Despite making the first payment of Icesave deposits to the UK and Holland, the matter is far from over. Iceland now stands to defend itself in court before the European Free Trade Association (EFTA), facing the charge of violating its treaty with the organisation.
While assets from the old Landsbanki have begun to be paid back Icesave depositors in Britain and the Netherlands, the fact still remains that when the banks collapsed in October 2008, Landsbanki made a fateful decision: Icelanders were able to withdraw from their deposits, but many – if not most – foreigners could not.
This decision may have been a violation of Iceland’s treaty with EFTA, and as such, the Icelandic government will have to appear in EFTA court to answer for it, RÚV reports.
Jóhannes Karl Sveinsson, who sat on the last Icesave negotiations committee, told reporters that should the court find Iceland liable, they will likely ask the Icelandic government what sort of compensation they intend to offer the UK and Holland. He believes it likely that the government, should it face such a ruling, would not appeal the decision.
That said, he emphasised that it is impossible to tell at this stage how the court will rule, and a verdict on the matter could take up to a year.

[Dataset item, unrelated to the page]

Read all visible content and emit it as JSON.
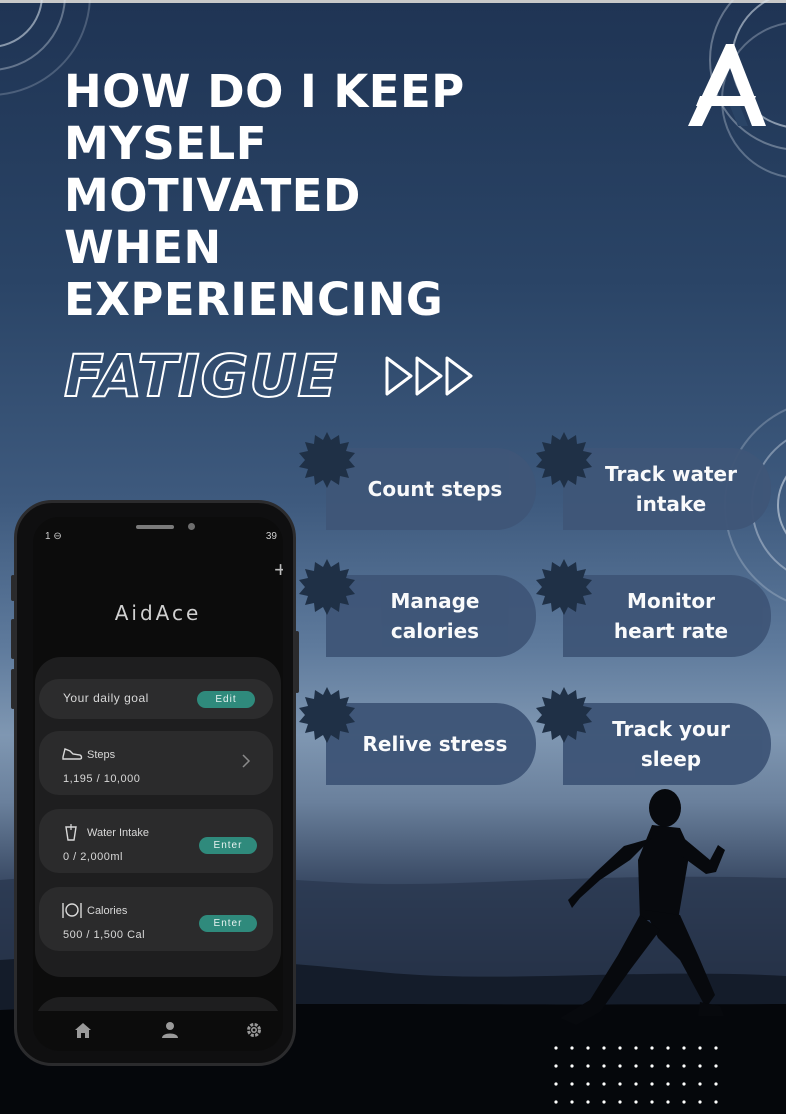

Parliament went into recess because of the matter this morning. Minister of Economics and Business Árni Páll Árnason met with the Foreign Affairs committee to discuss the case further.